CIR is thrilled to announce that the former U.S. Ambassador at Large for War Crimes Issues (1997-2001), David Scheffer, will speak in Santa Fe on February 20, 2020. He’ll discuss his latest book, The Sit Room: In the Theater of War and Peace (Oxford 2019), focusing on foreign policy under the Trump Administration.
WHO: Former U.S. ambassador for War Crimes, David Scheffer
WHEN: Thursday, February 20, 2020. 5:00-7:00pm. Cash bar from 5-5:30; talk from 5:30-7:00.
WHERE: Hotel Santa Fe. 1501 Paseo de Peralta
TICKETS: $10 for members, $12 for nonmembers in advance. $12/15 at the door. Available here.
The Sit Room is a compelling story about the day by day decision-making that transpired in the Situation Room of the White House during the Bosnian war of the early 1990s, when Scheffer was on the Deputies Committee of the National Security Council and working as Senior Adviser and Counsel to then-U.S. Ambassador to the United Nations, Dr. Madeleine Albright. The book reveals three years of policy wrangling, mistakes, progress, tragedy, and finally a peace deal at Dayton in November 1995. With declassified documents and notes 25 years later, Scheffer has written the most probing narrative of secret decision-making in the famous Situation Room ever published. He compares that process to decision-making under the Trump Administration and the tumultuous reality of American foreign policy today.
David Scheffer is the Mayer Brown/Robert A. Helman Professor of Law at Northwestern University Pritzker School of Law in Chicago. His long career spans private practice, staff positions on Capitol Hill, think tanks, government and U.N. service, NGOs, and academia. He was the first U.S. Ambassador at Large for War Crimes Issues (1997-2001) and led the U.S. delegation in the U.N. talks establishing the International Criminal Court. He signed the Rome Statute of the ICC on behalf of the United States on December 31, 2000. He negotiated the creation of five war crimes tribunals during the 1990s and was on the Deputies Committee of the National Security Council from 1993 to 1997. Ambassador Scheffer was the U.N. Secretary-General’s Special Expert on U.N. Assistance to the Khmer Rouge Trials (2012-2018).

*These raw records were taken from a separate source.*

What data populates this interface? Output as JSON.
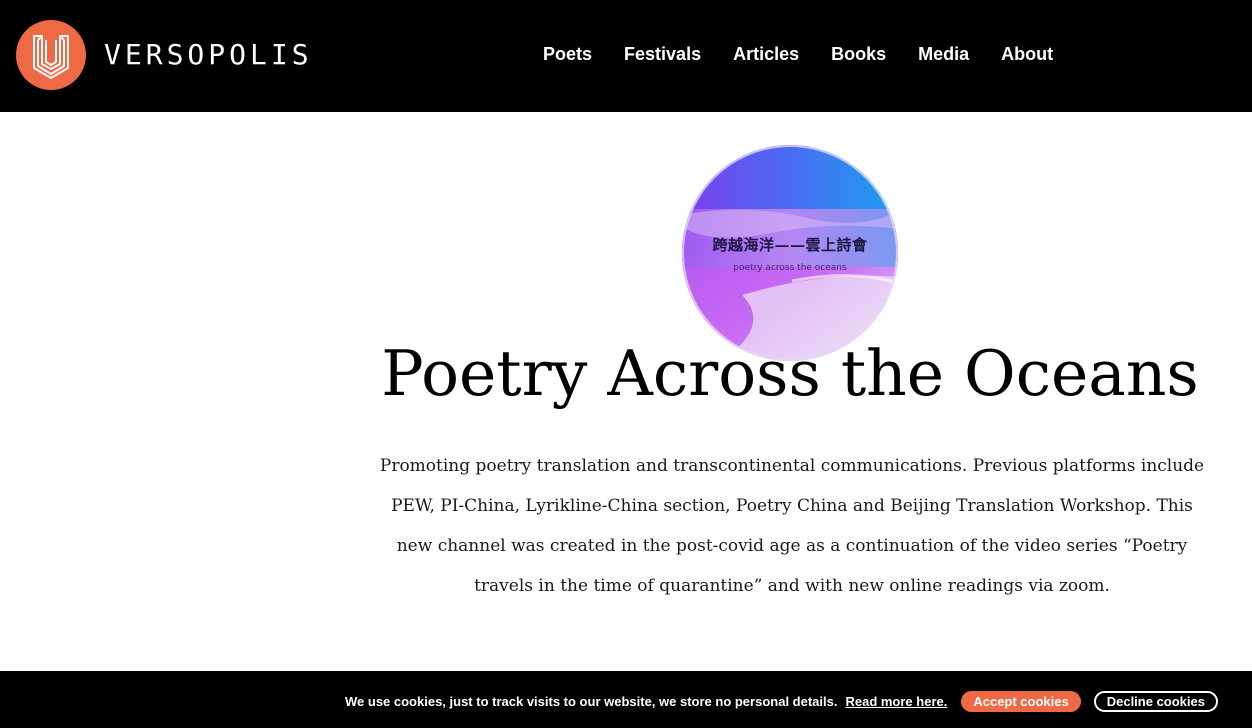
{
  "brand": {
    "name": "VERSOPOLIS",
    "accent_color": "#ee6a45",
    "logo_icon": "versopolis-logo-icon"
  },
  "nav": {
    "items": [
      {
        "label": "Poets"
      },
      {
        "label": "Festivals"
      },
      {
        "label": "Articles"
      },
      {
        "label": "Books"
      },
      {
        "label": "Media"
      },
      {
        "label": "About"
      }
    ]
  },
  "hero": {
    "image_text_cn": "跨越海洋——雲上詩會",
    "image_text_en": "poetry across the oceans",
    "title": "Poetry Across the Oceans",
    "description": "Promoting poetry translation and transcontinental communications. Previous platforms include PEW, PI-China, Lyrikline-China section, Poetry China and Beijing Translation Workshop. This new channel was created in the post-covid age as a continuation of the video series “Poetry travels in the time of quarantine” and with new online readings via zoom."
  },
  "cookie": {
    "message": "We use cookies, just to track visits to our website, we store no personal details.",
    "read_more": "Read more here.",
    "accept_label": "Accept cookies",
    "decline_label": "Decline cookies"
  }
}
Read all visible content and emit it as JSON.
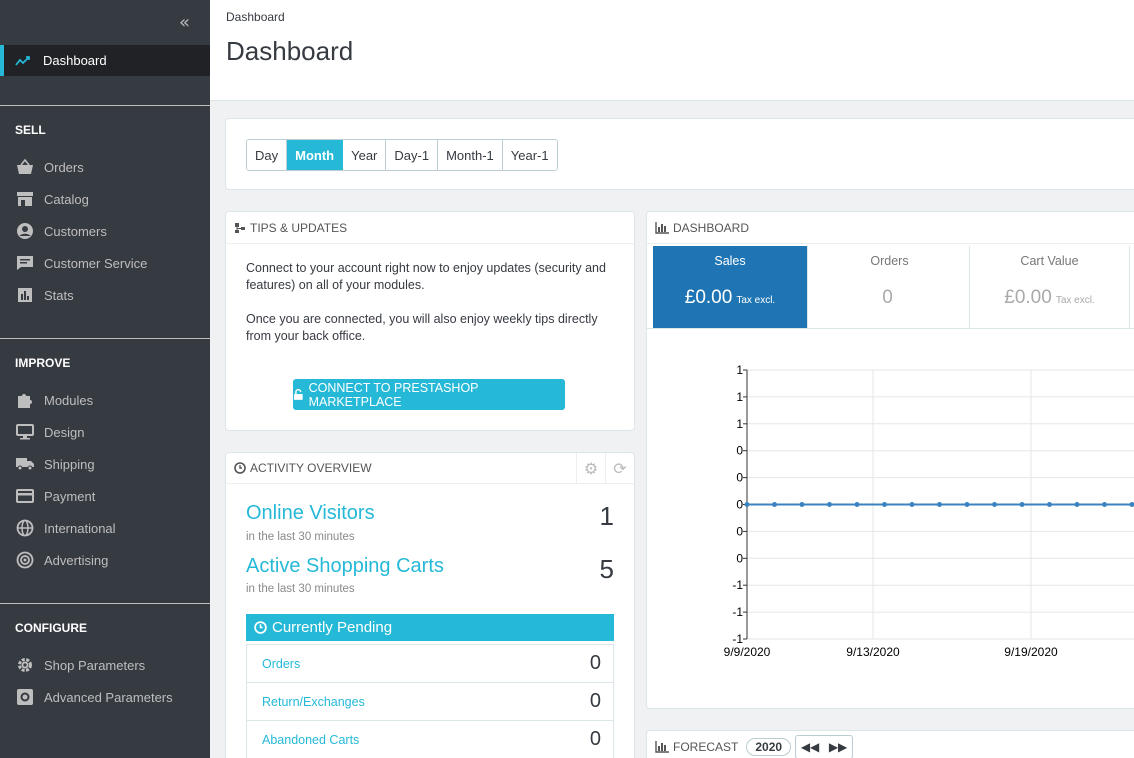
{
  "sidebar": {
    "collapse_label": "«",
    "active_item": "Dashboard",
    "sections": [
      {
        "title": "SELL",
        "items": [
          "Orders",
          "Catalog",
          "Customers",
          "Customer Service",
          "Stats"
        ]
      },
      {
        "title": "IMPROVE",
        "items": [
          "Modules",
          "Design",
          "Shipping",
          "Payment",
          "International",
          "Advertising"
        ]
      },
      {
        "title": "CONFIGURE",
        "items": [
          "Shop Parameters",
          "Advanced Parameters"
        ]
      }
    ]
  },
  "header": {
    "breadcrumb": "Dashboard",
    "title": "Dashboard"
  },
  "period_buttons": [
    "Day",
    "Month",
    "Year",
    "Day-1",
    "Month-1",
    "Year-1"
  ],
  "period_active": "Month",
  "tips": {
    "title": "TIPS & UPDATES",
    "paragraph1": "Connect to your account right now to enjoy updates (security and features) on all of your modules.",
    "paragraph2": "Once you are connected, you will also enjoy weekly tips directly from your back office.",
    "button": "CONNECT TO PRESTASHOP MARKETPLACE"
  },
  "activity": {
    "title": "ACTIVITY OVERVIEW",
    "online_visitors": {
      "label": "Online Visitors",
      "sub": "in the last 30 minutes",
      "value": "1"
    },
    "active_carts": {
      "label": "Active Shopping Carts",
      "sub": "in the last 30 minutes",
      "value": "5"
    },
    "pending_title": "Currently Pending",
    "pending": [
      {
        "label": "Orders",
        "value": "0"
      },
      {
        "label": "Return/Exchanges",
        "value": "0"
      },
      {
        "label": "Abandoned Carts",
        "value": "0"
      }
    ]
  },
  "dashboard": {
    "title": "DASHBOARD",
    "kpis": [
      {
        "label": "Sales",
        "value": "£0.00",
        "suffix": "Tax excl."
      },
      {
        "label": "Orders",
        "value": "0",
        "suffix": ""
      },
      {
        "label": "Cart Value",
        "value": "£0.00",
        "suffix": "Tax excl."
      }
    ]
  },
  "chart_data": {
    "type": "line",
    "y_tick_labels": [
      "1",
      "1",
      "1",
      "0",
      "0",
      "0",
      "0",
      "0",
      "-1",
      "-1",
      "-1"
    ],
    "x_tick_labels": [
      "9/9/2020",
      "9/13/2020",
      "9/19/2020"
    ],
    "series": [
      {
        "values": [
          0,
          0,
          0,
          0,
          0,
          0,
          0,
          0,
          0,
          0,
          0,
          0,
          0,
          0,
          0
        ]
      }
    ],
    "line_color": "#3b83c0"
  },
  "forecast": {
    "title": "FORECAST",
    "year": "2020",
    "prev": "◀◀",
    "next": "▶▶"
  },
  "colors": {
    "accent": "#25b9d7",
    "sidebar_bg": "#363a41",
    "kpi_active": "#1f75b3"
  }
}
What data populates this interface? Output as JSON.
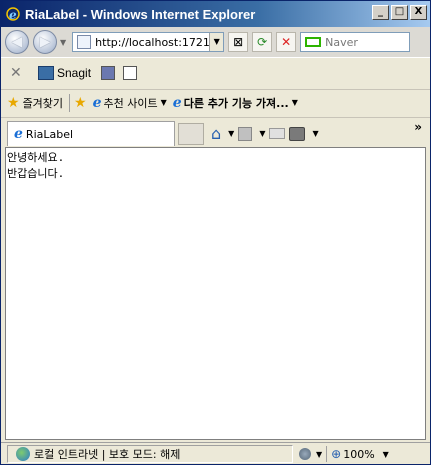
{
  "window": {
    "title": "RiaLabel - Windows Internet Explorer",
    "buttons": {
      "minimize": "_",
      "maximize": "□",
      "close": "X"
    }
  },
  "addressbar": {
    "url": "http://localhost:1721",
    "search_placeholder": "Naver"
  },
  "snagit": {
    "label": "Snagit"
  },
  "favorites": {
    "label": "즐겨찾기",
    "items": [
      "추천 사이트",
      "다른 추가 기능 가져..."
    ]
  },
  "tab": {
    "label": "RiaLabel"
  },
  "content": {
    "lines": [
      "안녕하세요.",
      "반갑습니다."
    ]
  },
  "status": {
    "zone": "로컬 인트라넷 | 보호 모드: 해제",
    "zoom": "100%"
  },
  "colors": {
    "title_bar": "#0a246a",
    "naver_green": "#2db400"
  }
}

He authored the award-winning All the Missing Souls: A Personal History of the War Crimes Tribunals (Princeton, 2012). He received the Berlin Prize of the American Academy in Berlin in 2013 and the Champion of Justice Award of the Center for Justice and Accountability in 2018. He was educated at Harvard College, Oxford University (where he was a Knox Fellow), and Georgetown University Law Center, and is a member of the New York and District of Columbia Bars. He publishes and speaks widely on foreign policy and international law issues. Ambassador Scheffer was born and raised in Oklahoma and has a residence in Santa Fe.